A pacemaker is a small implanted device that treats abnormal rhythms called arrhythmias. Specifically, a pacemaker treats slow arrhythmias called bradycardia. A pacemaker can usually eliminate symptoms like shortness of breath, fatigue and dizziness caused by bradycardia.
Arrhythmias result from a problem in your heart's electrical system. Electrical signals follow a certain path throughout the heart. It is the movement of these signals that causes your heart to contract. During bradycardia, however, too few signals flow through the heart. To learn more about your heart's electrical system, go to the Heart & Blood Vessel basics section.
A pacemaker restores your heart to a normal rhythm. The pacemaker can also adjust to your body's needs. This is because the device has sensors that can detect:
Perhaps your heart does a good job of regulating your heart rhythm most of the time. A pacemaker is used as a backup treatment only when your heart needs it.

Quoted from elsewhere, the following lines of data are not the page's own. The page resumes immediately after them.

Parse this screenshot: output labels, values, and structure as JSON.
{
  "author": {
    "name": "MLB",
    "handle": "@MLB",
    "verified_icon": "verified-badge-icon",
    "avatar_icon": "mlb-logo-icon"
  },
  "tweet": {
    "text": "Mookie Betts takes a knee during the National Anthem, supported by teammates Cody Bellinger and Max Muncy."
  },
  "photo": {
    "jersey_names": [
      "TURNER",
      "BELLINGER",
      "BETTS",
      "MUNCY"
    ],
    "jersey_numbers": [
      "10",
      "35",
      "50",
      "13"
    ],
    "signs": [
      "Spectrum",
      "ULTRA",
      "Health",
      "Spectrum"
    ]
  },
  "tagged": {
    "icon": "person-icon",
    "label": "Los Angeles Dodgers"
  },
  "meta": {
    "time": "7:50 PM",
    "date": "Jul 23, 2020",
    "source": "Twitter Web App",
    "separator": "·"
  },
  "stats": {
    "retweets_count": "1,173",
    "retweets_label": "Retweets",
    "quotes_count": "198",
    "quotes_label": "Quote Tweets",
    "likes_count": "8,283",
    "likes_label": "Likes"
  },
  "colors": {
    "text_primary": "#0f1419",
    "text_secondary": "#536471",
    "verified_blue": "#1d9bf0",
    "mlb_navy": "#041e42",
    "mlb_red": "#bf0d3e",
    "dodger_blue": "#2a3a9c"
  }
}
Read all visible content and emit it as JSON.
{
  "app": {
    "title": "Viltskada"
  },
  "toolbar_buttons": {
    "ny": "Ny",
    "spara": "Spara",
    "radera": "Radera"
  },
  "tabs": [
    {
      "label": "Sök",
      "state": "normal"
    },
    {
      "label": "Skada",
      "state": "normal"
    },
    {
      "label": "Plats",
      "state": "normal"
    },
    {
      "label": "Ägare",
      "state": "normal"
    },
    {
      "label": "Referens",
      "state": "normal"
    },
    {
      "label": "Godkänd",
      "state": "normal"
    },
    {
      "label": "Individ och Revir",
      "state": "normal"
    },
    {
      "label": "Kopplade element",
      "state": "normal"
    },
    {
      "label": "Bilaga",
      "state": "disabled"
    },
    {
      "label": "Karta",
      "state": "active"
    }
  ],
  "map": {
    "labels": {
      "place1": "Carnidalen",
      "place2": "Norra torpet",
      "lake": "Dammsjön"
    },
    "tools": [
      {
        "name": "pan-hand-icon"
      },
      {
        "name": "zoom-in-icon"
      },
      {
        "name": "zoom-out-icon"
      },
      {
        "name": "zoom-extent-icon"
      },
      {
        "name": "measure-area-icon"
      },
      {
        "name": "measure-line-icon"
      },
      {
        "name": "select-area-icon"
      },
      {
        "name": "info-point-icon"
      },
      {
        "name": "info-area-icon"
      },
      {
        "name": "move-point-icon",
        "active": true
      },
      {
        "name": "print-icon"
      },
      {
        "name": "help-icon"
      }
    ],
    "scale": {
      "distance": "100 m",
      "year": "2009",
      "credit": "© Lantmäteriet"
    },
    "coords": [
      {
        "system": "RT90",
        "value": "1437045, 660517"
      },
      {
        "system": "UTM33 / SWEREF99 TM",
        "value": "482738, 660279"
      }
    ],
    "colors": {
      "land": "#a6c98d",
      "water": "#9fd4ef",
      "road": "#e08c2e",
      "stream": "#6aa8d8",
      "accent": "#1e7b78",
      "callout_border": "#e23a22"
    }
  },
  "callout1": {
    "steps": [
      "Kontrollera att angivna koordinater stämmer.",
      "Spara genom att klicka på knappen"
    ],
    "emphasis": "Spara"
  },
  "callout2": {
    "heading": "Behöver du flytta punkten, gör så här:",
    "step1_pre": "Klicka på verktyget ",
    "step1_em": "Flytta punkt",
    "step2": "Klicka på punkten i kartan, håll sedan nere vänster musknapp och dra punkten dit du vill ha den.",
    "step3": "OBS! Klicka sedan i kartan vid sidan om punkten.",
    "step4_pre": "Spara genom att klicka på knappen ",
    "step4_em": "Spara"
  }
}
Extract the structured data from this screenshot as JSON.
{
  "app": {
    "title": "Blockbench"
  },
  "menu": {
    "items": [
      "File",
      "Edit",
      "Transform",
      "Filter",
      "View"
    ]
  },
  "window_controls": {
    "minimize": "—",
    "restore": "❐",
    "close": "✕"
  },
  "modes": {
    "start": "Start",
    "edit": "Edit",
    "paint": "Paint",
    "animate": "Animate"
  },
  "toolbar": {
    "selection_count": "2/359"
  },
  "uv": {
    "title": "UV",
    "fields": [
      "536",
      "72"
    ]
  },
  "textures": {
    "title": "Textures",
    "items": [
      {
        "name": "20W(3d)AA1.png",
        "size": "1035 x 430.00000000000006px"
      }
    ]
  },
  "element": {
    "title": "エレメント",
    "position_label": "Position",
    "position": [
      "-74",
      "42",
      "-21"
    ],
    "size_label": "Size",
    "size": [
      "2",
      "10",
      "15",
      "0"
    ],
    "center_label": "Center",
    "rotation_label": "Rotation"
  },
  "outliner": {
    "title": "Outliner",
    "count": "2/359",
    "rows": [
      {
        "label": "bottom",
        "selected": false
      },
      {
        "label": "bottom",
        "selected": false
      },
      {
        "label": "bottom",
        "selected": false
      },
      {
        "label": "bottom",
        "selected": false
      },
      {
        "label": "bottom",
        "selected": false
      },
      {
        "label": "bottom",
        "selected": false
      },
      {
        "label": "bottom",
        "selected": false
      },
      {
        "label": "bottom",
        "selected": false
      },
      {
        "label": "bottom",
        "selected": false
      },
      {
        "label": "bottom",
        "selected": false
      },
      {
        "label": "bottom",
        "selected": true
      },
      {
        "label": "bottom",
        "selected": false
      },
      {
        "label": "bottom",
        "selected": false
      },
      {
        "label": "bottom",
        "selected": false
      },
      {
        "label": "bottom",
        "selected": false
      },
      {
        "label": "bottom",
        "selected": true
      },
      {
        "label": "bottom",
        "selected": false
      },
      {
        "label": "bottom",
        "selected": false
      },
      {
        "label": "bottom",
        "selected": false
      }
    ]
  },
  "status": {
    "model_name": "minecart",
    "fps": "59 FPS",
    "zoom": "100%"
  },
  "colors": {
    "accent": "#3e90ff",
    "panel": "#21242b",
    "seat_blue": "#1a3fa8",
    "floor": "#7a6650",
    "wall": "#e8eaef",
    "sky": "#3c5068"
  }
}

In other cases, a person's heart can no longer create it's own electrical signals, or send them down the proper pathways. For example, sometimes again, or an ablation procedure in certain parts of the heart can deliver continual treatment, in order to cause each heartbeat.
The pacemaker delivers electrical signals to the heart. The device does this by sending tiny amounts of electrical energy (too small to feel) to either the top or bottom chambers of the heart or both.
A device implant is a procedure that uses local numbing. General anesthesia usually is not needed.
How is the procedure done?
A pacemaker system has two parts.
DEVICE-the device is quite small and easily fits in the palm of your hand. It contains small-computerized parts that run on a battery.
LEAD- the leads are thin, insulated wires that connect the device to your heart. The leads carry electrical signals back and forth between your heart and your device.
Your doctor inserts the leads through a small incision, usually near the collarbone. Your doctor gently steers the lead through your blood vessels and into your heart. Your doctor can see where the leads are going by watching a video screen with real-time, moving x-rays called fluoroscopy.
The doctor connects the leads to the device and than tests to make sure both work together deliver treatment. Your doctor then places the device just underneath your skin and stitches the incision closed.
What can I expect?
Usually you are told not to eat or drink anything for a number of hours before the procedure. You undress and put on a hospital gown or sheet. Your procedure will be performed in a "cath lab". You lie on an exam table and an intravenous (IV) line is put into your arm. The IV delivers fluids and medications during the procedure. The medications makes you groggy, but not unconscious.
The doctor makes a small incision near your collarbone to insert the leads. The area will be numbed so you shouldn't feel bad, but you may feel pressure as the leads are inserted. You may be in the hospital overnight, and there may be tenderness at the incision site. Most people have a fairly quick recovery.